[Data extract]

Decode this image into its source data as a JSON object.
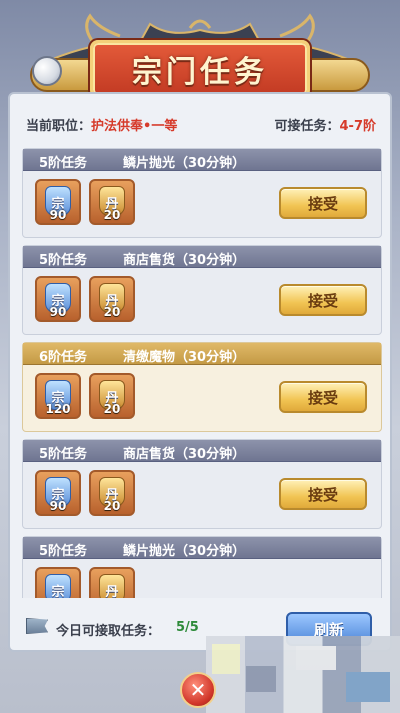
{
  "title": "宗门任务",
  "info": {
    "position_label": "当前职位：",
    "position_value": "护法供奉•一等",
    "range_label": "可接任务：",
    "range_value": "4-7阶"
  },
  "tasks": [
    {
      "tier": "5阶任务",
      "name": "鳞片抛光（30分钟）",
      "style": "normal",
      "rewards": [
        {
          "icon": "sect-badge-icon",
          "count": "90"
        },
        {
          "icon": "scroll-token-icon",
          "count": "20"
        }
      ],
      "accept_label": "接受"
    },
    {
      "tier": "5阶任务",
      "name": "商店售货（30分钟）",
      "style": "normal",
      "rewards": [
        {
          "icon": "sect-badge-icon",
          "count": "90"
        },
        {
          "icon": "scroll-token-icon",
          "count": "20"
        }
      ],
      "accept_label": "接受"
    },
    {
      "tier": "6阶任务",
      "name": "清缴魔物（30分钟）",
      "style": "gold",
      "rewards": [
        {
          "icon": "sect-badge-icon",
          "count": "120"
        },
        {
          "icon": "scroll-token-icon",
          "count": "20"
        }
      ],
      "accept_label": "接受"
    },
    {
      "tier": "5阶任务",
      "name": "商店售货（30分钟）",
      "style": "normal",
      "rewards": [
        {
          "icon": "sect-badge-icon",
          "count": "90"
        },
        {
          "icon": "scroll-token-icon",
          "count": "20"
        }
      ],
      "accept_label": "接受"
    },
    {
      "tier": "5阶任务",
      "name": "鳞片抛光（30分钟）",
      "style": "normal",
      "rewards": [
        {
          "icon": "sect-badge-icon",
          "count": ""
        },
        {
          "icon": "scroll-token-icon",
          "count": ""
        }
      ],
      "accept_label": ""
    }
  ],
  "footer": {
    "label": "今日可接取任务：",
    "count": "5/5",
    "refresh_label": "刷新"
  },
  "colors": {
    "banner": "#c23a23",
    "accept": "#f1c453",
    "refresh": "#4d86d8",
    "highlight": "#d63a2a"
  }
}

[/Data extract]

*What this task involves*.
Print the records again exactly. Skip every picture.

*Output for this task*.
Decode this image into its source data as a JSON object.
{
  "title": "宗门任务",
  "info": {
    "position_label": "当前职位：",
    "position_value": "护法供奉•一等",
    "range_label": "可接任务：",
    "range_value": "4-7阶"
  },
  "tasks": [
    {
      "tier": "5阶任务",
      "name": "鳞片抛光（30分钟）",
      "style": "normal",
      "rewards": [
        {
          "icon": "sect-badge-icon",
          "count": "90"
        },
        {
          "icon": "scroll-token-icon",
          "count": "20"
        }
      ],
      "accept_label": "接受"
    },
    {
      "tier": "5阶任务",
      "name": "商店售货（30分钟）",
      "style": "normal",
      "rewards": [
        {
          "icon": "sect-badge-icon",
          "count": "90"
        },
        {
          "icon": "scroll-token-icon",
          "count": "20"
        }
      ],
      "accept_label": "接受"
    },
    {
      "tier": "6阶任务",
      "name": "清缴魔物（30分钟）",
      "style": "gold",
      "rewards": [
        {
          "icon": "sect-badge-icon",
          "count": "120"
        },
        {
          "icon": "scroll-token-icon",
          "count": "20"
        }
      ],
      "accept_label": "接受"
    },
    {
      "tier": "5阶任务",
      "name": "商店售货（30分钟）",
      "style": "normal",
      "rewards": [
        {
          "icon": "sect-badge-icon",
          "count": "90"
        },
        {
          "icon": "scroll-token-icon",
          "count": "20"
        }
      ],
      "accept_label": "接受"
    },
    {
      "tier": "5阶任务",
      "name": "鳞片抛光（30分钟）",
      "style": "normal",
      "rewards": [
        {
          "icon": "sect-badge-icon",
          "count": ""
        },
        {
          "icon": "scroll-token-icon",
          "count": ""
        }
      ],
      "accept_label": ""
    }
  ],
  "footer": {
    "label": "今日可接取任务：",
    "count": "5/5",
    "refresh_label": "刷新"
  },
  "colors": {
    "banner": "#c23a23",
    "accept": "#f1c453",
    "refresh": "#4d86d8",
    "highlight": "#d63a2a"
  }
}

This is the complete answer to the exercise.